__Activity__. Leave out the images and return all the data word for word.

+ + + + + + +

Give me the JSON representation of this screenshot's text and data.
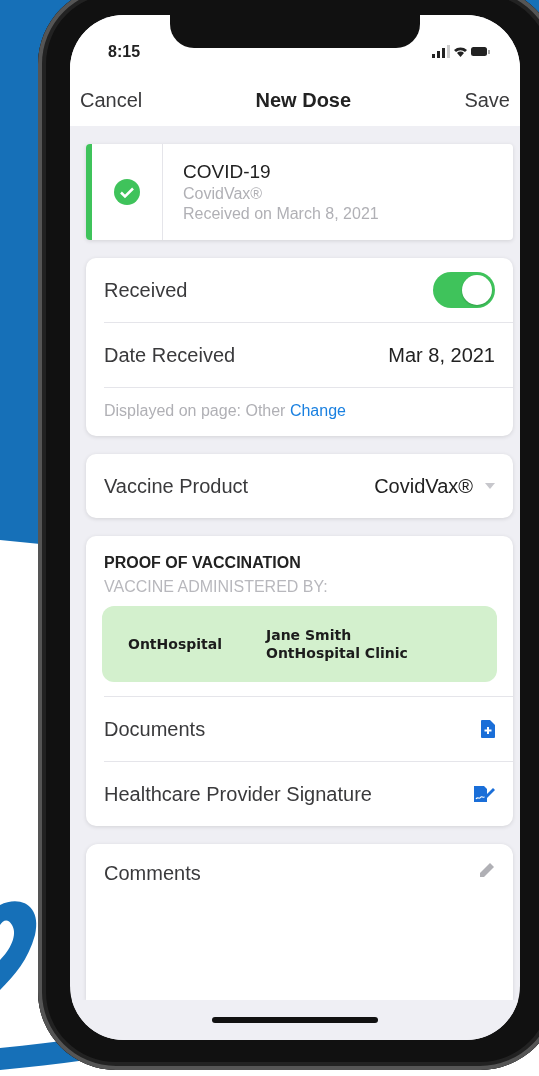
{
  "status_bar": {
    "time": "8:15"
  },
  "nav": {
    "cancel": "Cancel",
    "title": "New Dose",
    "save": "Save"
  },
  "dose": {
    "name": "COVID-19",
    "product": "CovidVax®",
    "received_note": "Received on March 8, 2021",
    "completed": true
  },
  "received": {
    "label": "Received",
    "on": true
  },
  "date": {
    "label": "Date Received",
    "value": "Mar 8, 2021"
  },
  "displayed": {
    "text": "Displayed on page: Other",
    "link": "Change"
  },
  "vaccine_product": {
    "label": "Vaccine Product",
    "value": "CovidVax®"
  },
  "proof": {
    "title": "PROOF OF VACCINATION",
    "subtitle": "VACCINE ADMINISTERED BY:",
    "organization": "OntHospital",
    "provider_name": "Jane Smith",
    "provider_clinic": "OntHospital Clinic"
  },
  "rows": [
    {
      "label": "Documents",
      "kind": "document"
    },
    {
      "label": "Healthcare Provider Signature",
      "kind": "signature"
    }
  ],
  "comments": {
    "label": "Comments"
  }
}
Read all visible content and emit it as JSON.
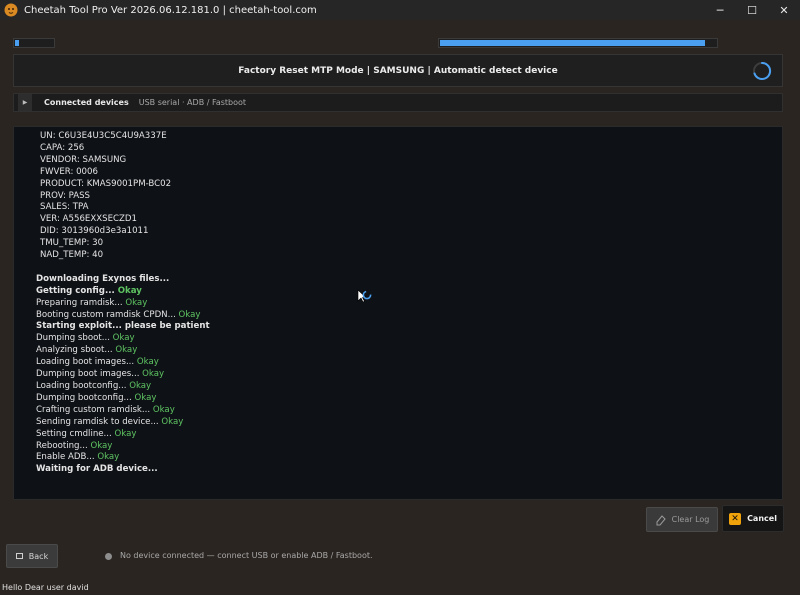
{
  "window": {
    "title": "Cheetah Tool Pro Ver 2026.06.12.181.0 | cheetah-tool.com",
    "minimize": "─",
    "maximize": "☐",
    "close": "✕"
  },
  "progress": {
    "left_fill": 0.1,
    "right_fill": 0.96
  },
  "mode_bar": {
    "text": "Factory Reset MTP Mode | SAMSUNG | Automatic detect device"
  },
  "devices": {
    "title": "Connected devices",
    "subtitle": "USB serial · ADB / Fastboot"
  },
  "log": {
    "info_lines": [
      "UN: C6U3E4U3C5C4U9A337E",
      "CAPA: 256",
      "VENDOR: SAMSUNG",
      "FWVER: 0006",
      "PRODUCT: KMAS9001PM-BC02",
      "PROV: PASS",
      "SALES: TPA",
      "VER: A556EXXSECZD1",
      "DID: 3013960d3e3a1011",
      "TMU_TEMP: 30",
      "NAD_TEMP: 40"
    ],
    "steps": [
      {
        "text": "Downloading Exynos files...",
        "ok": "",
        "bold": true
      },
      {
        "text": "Getting config... ",
        "ok": "Okay",
        "bold": true
      },
      {
        "text": "Preparing ramdisk... ",
        "ok": "Okay",
        "bold": false
      },
      {
        "text": "Booting custom ramdisk CPDN... ",
        "ok": "Okay",
        "bold": false
      },
      {
        "text": "Starting exploit... please be patient",
        "ok": "",
        "bold": true
      },
      {
        "text": "Dumping sboot... ",
        "ok": "Okay",
        "bold": false
      },
      {
        "text": "Analyzing sboot... ",
        "ok": "Okay",
        "bold": false
      },
      {
        "text": "Loading boot images... ",
        "ok": "Okay",
        "bold": false
      },
      {
        "text": "Dumping boot images... ",
        "ok": "Okay",
        "bold": false
      },
      {
        "text": "Loading bootconfig... ",
        "ok": "Okay",
        "bold": false
      },
      {
        "text": "Dumping bootconfig... ",
        "ok": "Okay",
        "bold": false
      },
      {
        "text": "Crafting custom ramdisk... ",
        "ok": "Okay",
        "bold": false
      },
      {
        "text": "Sending ramdisk to device... ",
        "ok": "Okay",
        "bold": false
      },
      {
        "text": "Setting cmdline... ",
        "ok": "Okay",
        "bold": false
      },
      {
        "text": "Rebooting... ",
        "ok": "Okay",
        "bold": false
      },
      {
        "text": "Enable ADB... ",
        "ok": "Okay",
        "bold": false
      },
      {
        "text": "Waiting for ADB device...",
        "ok": "",
        "bold": true
      }
    ]
  },
  "buttons": {
    "clear_log": "Clear Log",
    "cancel": "Cancel",
    "back": "Back"
  },
  "status": {
    "text": "No device connected — connect USB or enable ADB / Fastboot."
  },
  "footer": {
    "greeting": "Hello Dear user david"
  },
  "colors": {
    "accent": "#4a9ff0",
    "okay": "#5ec462",
    "cancel_icon": "#f0a30a"
  }
}
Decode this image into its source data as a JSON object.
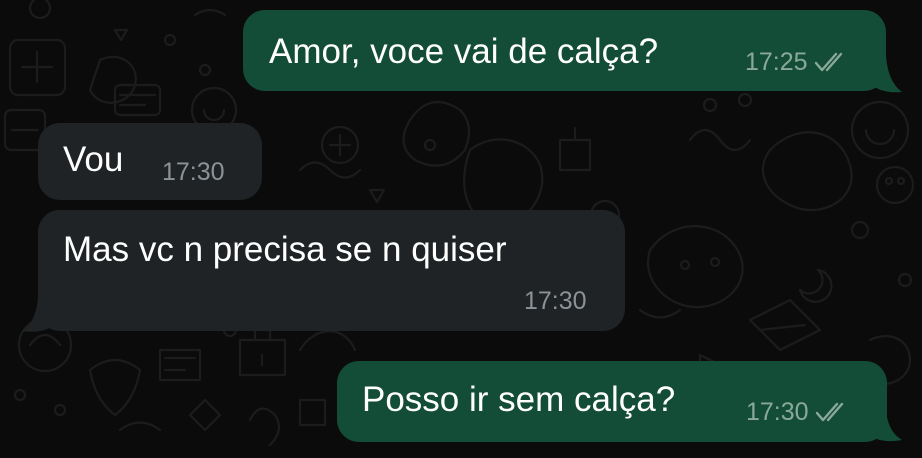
{
  "chat": {
    "messages": [
      {
        "direction": "outgoing",
        "text": "Amor, voce vai de calça?",
        "time": "17:25",
        "status_icon": "double-check-read-icon"
      },
      {
        "direction": "incoming",
        "text": "Vou",
        "time": "17:30"
      },
      {
        "direction": "incoming",
        "text": "Mas vc n precisa se n quiser",
        "time": "17:30"
      },
      {
        "direction": "outgoing",
        "text": "Posso ir sem calça?",
        "time": "17:30",
        "status_icon": "double-check-read-icon"
      }
    ]
  },
  "colors": {
    "background": "#0b0b0b",
    "outgoing_bubble": "#134d37",
    "incoming_bubble": "#1f2325",
    "text": "#ffffff",
    "outgoing_meta": "#8aa99b",
    "incoming_meta": "#8c9295"
  }
}
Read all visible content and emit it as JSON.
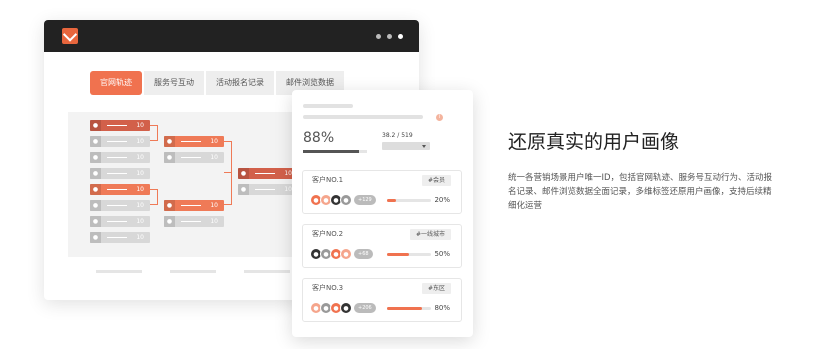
{
  "tabs": [
    {
      "label": "官网轨迹"
    },
    {
      "label": "服务号互动"
    },
    {
      "label": "活动报名记录"
    },
    {
      "label": "邮件浏览数据"
    }
  ],
  "tree": {
    "node_value": "10"
  },
  "card": {
    "percent": "88%",
    "percent_fill": 0.88,
    "ratio": "38.2 / 519",
    "customers": [
      {
        "name": "客户NO.1",
        "tag": "#会员",
        "more": "+129",
        "percent": "20%",
        "fill": 0.2
      },
      {
        "name": "客户NO.2",
        "tag": "#一线城市",
        "more": "+68",
        "percent": "50%",
        "fill": 0.5
      },
      {
        "name": "客户NO.3",
        "tag": "#东区",
        "more": "+206",
        "percent": "80%",
        "fill": 0.8
      }
    ]
  },
  "hero": {
    "title": "还原真实的用户画像",
    "description": "统一各营销场景用户唯一ID，包括官网轨迹、服务号互动行为、活动报名记录、邮件浏览数据全面记录，多维标签还原用户画像，支持后续精细化运营"
  },
  "colors": {
    "accent": "#f0724f",
    "dark": "#222222"
  }
}
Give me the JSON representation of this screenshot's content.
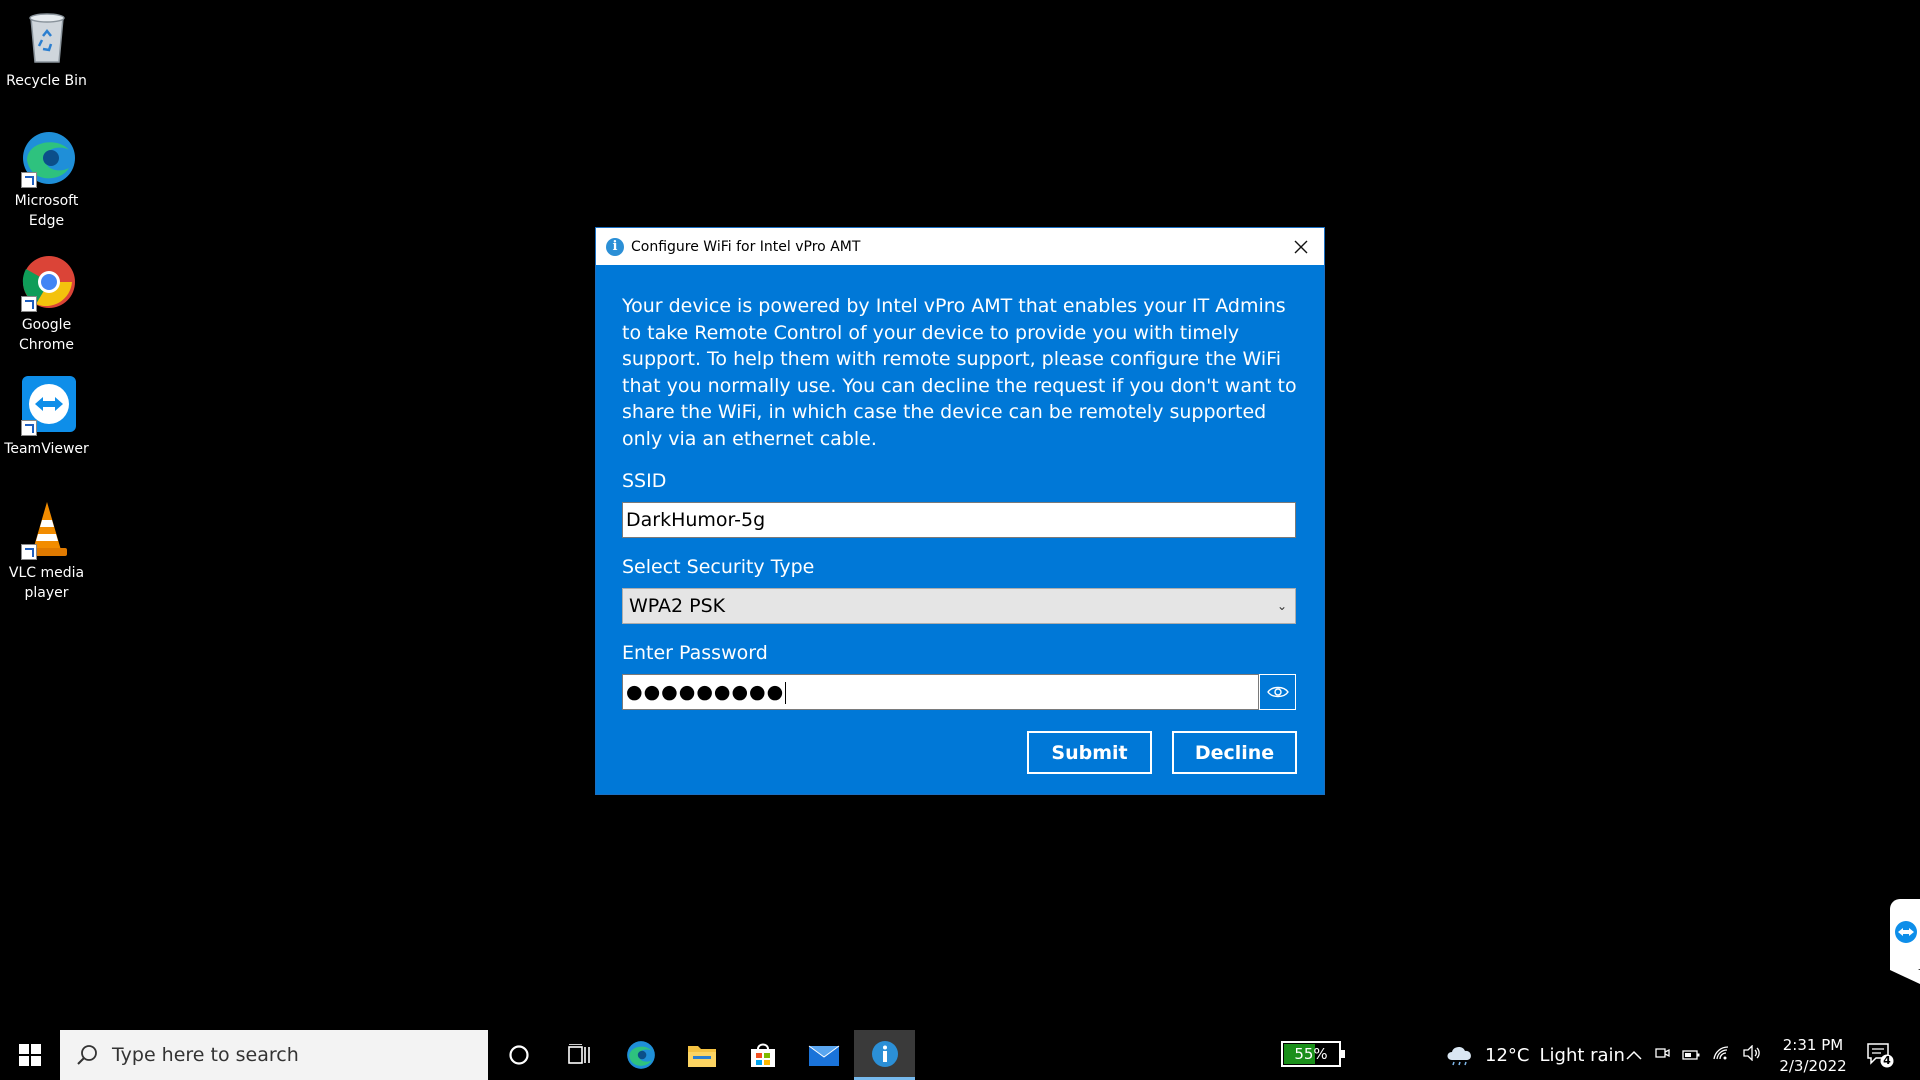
{
  "desktop": {
    "icons": [
      {
        "label": "Recycle Bin"
      },
      {
        "label": "Microsoft Edge"
      },
      {
        "label": "Google Chrome"
      },
      {
        "label": "TeamViewer"
      },
      {
        "label": "VLC media player"
      }
    ]
  },
  "dialog": {
    "title": "Configure WiFi for Intel vPro AMT",
    "description": "Your device is powered by Intel vPro AMT that enables your IT Admins to take Remote Control of your device to provide you with timely support. To help them with remote support, please configure the WiFi that you normally use. You can decline the request if you don't want to share the WiFi, in which case the device can be remotely supported only via an ethernet cable.",
    "ssid_label": "SSID",
    "ssid_value": "DarkHumor-5g",
    "security_label": "Select Security Type",
    "security_value": "WPA2 PSK",
    "password_label": "Enter Password",
    "password_mask": "●●●●●●●●●",
    "submit_label": "Submit",
    "decline_label": "Decline"
  },
  "taskbar": {
    "search_placeholder": "Type here to search",
    "battery_text": "55%",
    "battery_level": 0.55,
    "weather_temp": "12°C",
    "weather_desc": "Light rain",
    "time": "2:31 PM",
    "date": "2/3/2022",
    "notification_count": "4"
  },
  "colors": {
    "dialog_blue": "#0078d7",
    "battery_green": "#1a8f1a"
  }
}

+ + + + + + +

__Result__.
Give me the JSON representation of this screenshot's text and data.
{
  "status_bar": {
    "time": "8:15"
  },
  "nav": {
    "cancel": "Cancel",
    "title": "New Dose",
    "save": "Save"
  },
  "dose": {
    "name": "COVID-19",
    "product": "CovidVax®",
    "received_note": "Received on March 8, 2021",
    "completed": true
  },
  "received": {
    "label": "Received",
    "on": true
  },
  "date": {
    "label": "Date Received",
    "value": "Mar 8, 2021"
  },
  "displayed": {
    "text": "Displayed on page: Other",
    "link": "Change"
  },
  "vaccine_product": {
    "label": "Vaccine Product",
    "value": "CovidVax®"
  },
  "proof": {
    "title": "PROOF OF VACCINATION",
    "subtitle": "VACCINE ADMINISTERED BY:",
    "organization": "OntHospital",
    "provider_name": "Jane Smith",
    "provider_clinic": "OntHospital Clinic"
  },
  "rows": [
    {
      "label": "Documents",
      "kind": "document"
    },
    {
      "label": "Healthcare Provider Signature",
      "kind": "signature"
    }
  ],
  "comments": {
    "label": "Comments"
  }
}
Read all visible content and emit it as JSON.
{
  "window": {
    "title": "Cheetah Tool Pro Ver 2026.06.12.181.0 | cheetah-tool.com",
    "minimize": "─",
    "maximize": "☐",
    "close": "✕"
  },
  "progress": {
    "left_fill": 0.1,
    "right_fill": 0.96
  },
  "mode_bar": {
    "text": "Factory Reset MTP Mode | SAMSUNG | Automatic detect device"
  },
  "devices": {
    "title": "Connected devices",
    "subtitle": "USB serial · ADB / Fastboot"
  },
  "log": {
    "info_lines": [
      "UN: C6U3E4U3C5C4U9A337E",
      "CAPA: 256",
      "VENDOR: SAMSUNG",
      "FWVER: 0006",
      "PRODUCT: KMAS9001PM-BC02",
      "PROV: PASS",
      "SALES: TPA",
      "VER: A556EXXSECZD1",
      "DID: 3013960d3e3a1011",
      "TMU_TEMP: 30",
      "NAD_TEMP: 40"
    ],
    "steps": [
      {
        "text": "Downloading Exynos files...",
        "ok": "",
        "bold": true
      },
      {
        "text": "Getting config... ",
        "ok": "Okay",
        "bold": true
      },
      {
        "text": "Preparing ramdisk... ",
        "ok": "Okay",
        "bold": false
      },
      {
        "text": "Booting custom ramdisk CPDN... ",
        "ok": "Okay",
        "bold": false
      },
      {
        "text": "Starting exploit... please be patient",
        "ok": "",
        "bold": true
      },
      {
        "text": "Dumping sboot... ",
        "ok": "Okay",
        "bold": false
      },
      {
        "text": "Analyzing sboot... ",
        "ok": "Okay",
        "bold": false
      },
      {
        "text": "Loading boot images... ",
        "ok": "Okay",
        "bold": false
      },
      {
        "text": "Dumping boot images... ",
        "ok": "Okay",
        "bold": false
      },
      {
        "text": "Loading bootconfig... ",
        "ok": "Okay",
        "bold": false
      },
      {
        "text": "Dumping bootconfig... ",
        "ok": "Okay",
        "bold": false
      },
      {
        "text": "Crafting custom ramdisk... ",
        "ok": "Okay",
        "bold": false
      },
      {
        "text": "Sending ramdisk to device... ",
        "ok": "Okay",
        "bold": false
      },
      {
        "text": "Setting cmdline... ",
        "ok": "Okay",
        "bold": false
      },
      {
        "text": "Rebooting... ",
        "ok": "Okay",
        "bold": false
      },
      {
        "text": "Enable ADB... ",
        "ok": "Okay",
        "bold": false
      },
      {
        "text": "Waiting for ADB device...",
        "ok": "",
        "bold": true
      }
    ]
  },
  "buttons": {
    "clear_log": "Clear Log",
    "cancel": "Cancel",
    "back": "Back"
  },
  "status": {
    "text": "No device connected — connect USB or enable ADB / Fastboot."
  },
  "footer": {
    "greeting": "Hello Dear user david"
  },
  "colors": {
    "accent": "#4a9ff0",
    "okay": "#5ec462",
    "cancel_icon": "#f0a30a"
  }
}
Decode this image into its source data as a JSON object.
{
  "chat": {
    "messages": [
      {
        "direction": "outgoing",
        "text": "Amor, voce vai de calça?",
        "time": "17:25",
        "status_icon": "double-check-read-icon"
      },
      {
        "direction": "incoming",
        "text": "Vou",
        "time": "17:30"
      },
      {
        "direction": "incoming",
        "text": "Mas vc n precisa se n quiser",
        "time": "17:30"
      },
      {
        "direction": "outgoing",
        "text": "Posso ir sem calça?",
        "time": "17:30",
        "status_icon": "double-check-read-icon"
      }
    ]
  },
  "colors": {
    "background": "#0b0b0b",
    "outgoing_bubble": "#134d37",
    "incoming_bubble": "#1f2325",
    "text": "#ffffff",
    "outgoing_meta": "#8aa99b",
    "incoming_meta": "#8c9295"
  }
}
Read all visible content and emit it as JSON.
{
  "tabs": [
    {
      "label": "官网轨迹"
    },
    {
      "label": "服务号互动"
    },
    {
      "label": "活动报名记录"
    },
    {
      "label": "邮件浏览数据"
    }
  ],
  "tree": {
    "node_value": "10"
  },
  "card": {
    "percent": "88%",
    "percent_fill": 0.88,
    "ratio": "38.2 / 519",
    "customers": [
      {
        "name": "客户NO.1",
        "tag": "#会员",
        "more": "+129",
        "percent": "20%",
        "fill": 0.2
      },
      {
        "name": "客户NO.2",
        "tag": "#一线城市",
        "more": "+68",
        "percent": "50%",
        "fill": 0.5
      },
      {
        "name": "客户NO.3",
        "tag": "#东区",
        "more": "+206",
        "percent": "80%",
        "fill": 0.8
      }
    ]
  },
  "hero": {
    "title": "还原真实的用户画像",
    "description": "统一各营销场景用户唯一ID，包括官网轨迹、服务号互动行为、活动报名记录、邮件浏览数据全面记录，多维标签还原用户画像，支持后续精细化运营"
  },
  "colors": {
    "accent": "#f0724f",
    "dark": "#222222"
  }
}
Give me the JSON representation of this screenshot's content.
{
  "desktop": {
    "icons": [
      {
        "label": "Recycle Bin"
      },
      {
        "label": "Microsoft Edge"
      },
      {
        "label": "Google Chrome"
      },
      {
        "label": "TeamViewer"
      },
      {
        "label": "VLC media player"
      }
    ]
  },
  "dialog": {
    "title": "Configure WiFi for Intel vPro AMT",
    "description": "Your device is powered by Intel vPro AMT that enables your IT Admins to take Remote Control of your device to provide you with timely support. To help them with remote support, please configure the WiFi that you normally use. You can decline the request if you don't want to share the WiFi, in which case the device can be remotely supported only via an ethernet cable.",
    "ssid_label": "SSID",
    "ssid_value": "DarkHumor-5g",
    "security_label": "Select Security Type",
    "security_value": "WPA2 PSK",
    "password_label": "Enter Password",
    "password_mask": "●●●●●●●●●",
    "submit_label": "Submit",
    "decline_label": "Decline"
  },
  "taskbar": {
    "search_placeholder": "Type here to search",
    "battery_text": "55%",
    "battery_level": 0.55,
    "weather_temp": "12°C",
    "weather_desc": "Light rain",
    "time": "2:31 PM",
    "date": "2/3/2022",
    "notification_count": "4"
  },
  "colors": {
    "dialog_blue": "#0078d7",
    "battery_green": "#1a8f1a"
  }
}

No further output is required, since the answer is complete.